Goodman kept recording and releasing records for years, and his work always popped up on Top 40 radio or the widely syndicated Dr. Demento show, but nothing made a significant dent in the charts until Goodman jumped the shark. It's hard to convey the obsession America had with Jaws, both as a magnificently scary film and as an unparalleled blockbuster — in the summer of '75, it was all anyone could talk about. Goodman took note, and with James Taylor, the Eagles, the Captain and Tennille, the Bee Gees, and other Bicentennial-era superstars on board, "Mr. Jaws," reached #4 on the pop charts and went gold, his biggest success since "The Flying Saucer" 19 years earlier. The following year, Goodman tried to ride the coattails of another movie monster — the would-be blockbuster remake of King Kong — but "Kong" bombed even worse than the movie. Dickie Goodman never charted again.

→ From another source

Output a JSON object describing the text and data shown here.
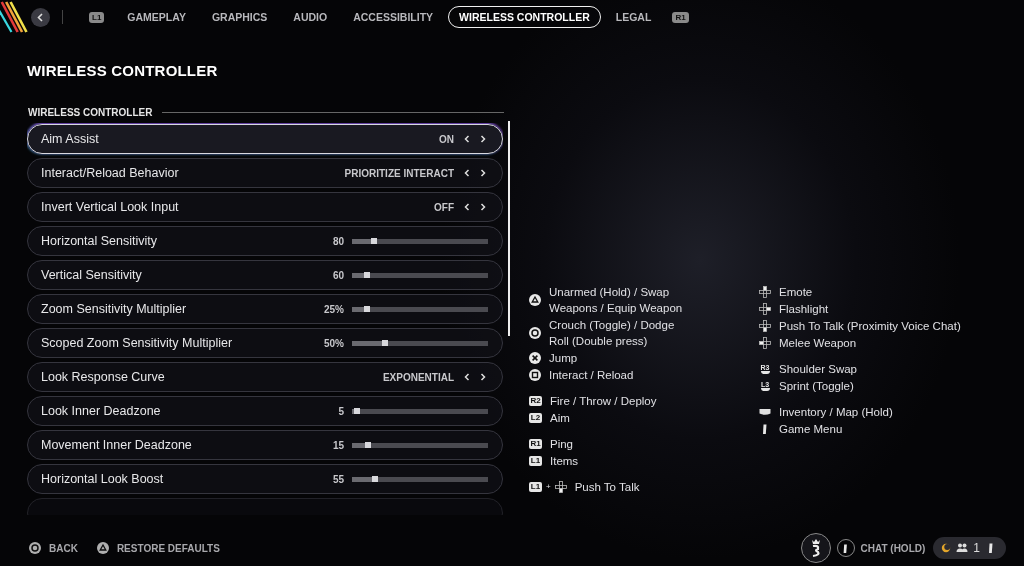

I was working at MTV News in late 1989 when a call came in from Goodman's son Jon: Broke and broken-hearted, Dickie had shot himself to death. I don't know which was a bigger shock — that someone so patently goofy could do such a thing to themselves, or the sudden realization that the same guy had made all those records for all those years. It's too bad — not only did Goodman miss out on using Pro Tools and probably never had the satisfaction of hearing sophisticated progeny like Plunderphonics and Negativland, not to mention documenting the fall of the Berlin Wall (just a few days after his death), Seinfeld, the O.J. trial, The Simpsons, the Internet, President Clinton's infidelities, Titanic, or the Iraq fiasco; he also never had the chance to sample hit songs that were composed of samples themselves. I'm not saying Dickie Goodman was a comic genius, but he was a visionary and part of the nation's pop cultural landscape. As another casualty of the American dream once said, "Attention must be paid."